## ACTION ITEM
Reproduce every record verbatim but drop the pictures.

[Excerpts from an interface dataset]
┏━━

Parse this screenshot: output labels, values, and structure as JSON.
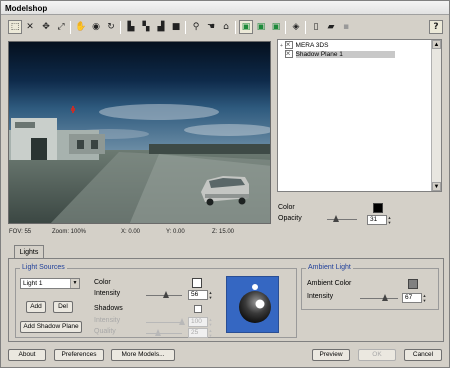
{
  "window": {
    "title": "Modelshop"
  },
  "toolbar": {
    "icons": [
      "select-icon",
      "delete-icon",
      "move-icon",
      "scale-icon",
      "hand-icon",
      "eye-icon",
      "rotate-icon",
      "align-icon",
      "align-icon",
      "align-icon",
      "box-icon",
      "zoom-icon",
      "pan-icon",
      "home-icon",
      "cube-icon",
      "cube-icon",
      "cube-icon",
      "view-icon",
      "new-icon",
      "open-icon",
      "save-icon",
      "help-icon"
    ],
    "help_label": "?"
  },
  "viewport": {
    "fov": "FOV: 55",
    "zoom": "Zoom: 100%",
    "x": "X: 0.00",
    "y": "Y: 0.00",
    "z": "Z: 15.00"
  },
  "tree": {
    "items": [
      {
        "label": "MERA 3DS",
        "selected": false
      },
      {
        "label": "Shadow Plane 1",
        "selected": true
      }
    ]
  },
  "properties": {
    "color_label": "Color",
    "color_value": "#000000",
    "opacity_label": "Opacity",
    "opacity_value": "31",
    "opacity_fraction": 0.31
  },
  "tabs": [
    {
      "label": "Lights"
    }
  ],
  "light_sources": {
    "title": "Light Sources",
    "selected_light": "Light 1",
    "add_label": "Add",
    "del_label": "Del",
    "add_shadow_plane_label": "Add Shadow Plane",
    "color_label": "Color",
    "color_value": "#ffffff",
    "intensity_label": "Intensity",
    "intensity_value": "56",
    "intensity_fraction": 0.56,
    "shadows_label": "Shadows",
    "shadows_checked": false,
    "shadow_intensity_label": "Intensity",
    "shadow_intensity_value": "100",
    "shadow_quality_label": "Quality",
    "shadow_quality_value": "25"
  },
  "ambient_light": {
    "title": "Ambient Light",
    "color_label": "Ambient Color",
    "color_value": "#808080",
    "intensity_label": "Intensity",
    "intensity_value": "67",
    "intensity_fraction": 0.67
  },
  "footer": {
    "about": "About",
    "preferences": "Preferences",
    "more_models": "More Models...",
    "preview": "Preview",
    "ok": "OK",
    "cancel": "Cancel"
  }
}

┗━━

## RESULT
Parse this screenshot: output labels, values, and structure as JSON.
{
  "window": {
    "title": "Modelshop"
  },
  "toolbar": {
    "icons": [
      "select-icon",
      "delete-icon",
      "move-icon",
      "scale-icon",
      "hand-icon",
      "eye-icon",
      "rotate-icon",
      "align-icon",
      "align-icon",
      "align-icon",
      "box-icon",
      "zoom-icon",
      "pan-icon",
      "home-icon",
      "cube-icon",
      "cube-icon",
      "cube-icon",
      "view-icon",
      "new-icon",
      "open-icon",
      "save-icon",
      "help-icon"
    ],
    "help_label": "?"
  },
  "viewport": {
    "fov": "FOV: 55",
    "zoom": "Zoom: 100%",
    "x": "X: 0.00",
    "y": "Y: 0.00",
    "z": "Z: 15.00"
  },
  "tree": {
    "items": [
      {
        "label": "MERA 3DS",
        "selected": false
      },
      {
        "label": "Shadow Plane 1",
        "selected": true
      }
    ]
  },
  "properties": {
    "color_label": "Color",
    "color_value": "#000000",
    "opacity_label": "Opacity",
    "opacity_value": "31",
    "opacity_fraction": 0.31
  },
  "tabs": [
    {
      "label": "Lights"
    }
  ],
  "light_sources": {
    "title": "Light Sources",
    "selected_light": "Light 1",
    "add_label": "Add",
    "del_label": "Del",
    "add_shadow_plane_label": "Add Shadow Plane",
    "color_label": "Color",
    "color_value": "#ffffff",
    "intensity_label": "Intensity",
    "intensity_value": "56",
    "intensity_fraction": 0.56,
    "shadows_label": "Shadows",
    "shadows_checked": false,
    "shadow_intensity_label": "Intensity",
    "shadow_intensity_value": "100",
    "shadow_quality_label": "Quality",
    "shadow_quality_value": "25"
  },
  "ambient_light": {
    "title": "Ambient Light",
    "color_label": "Ambient Color",
    "color_value": "#808080",
    "intensity_label": "Intensity",
    "intensity_value": "67",
    "intensity_fraction": 0.67
  },
  "footer": {
    "about": "About",
    "preferences": "Preferences",
    "more_models": "More Models...",
    "preview": "Preview",
    "ok": "OK",
    "cancel": "Cancel"
  }
}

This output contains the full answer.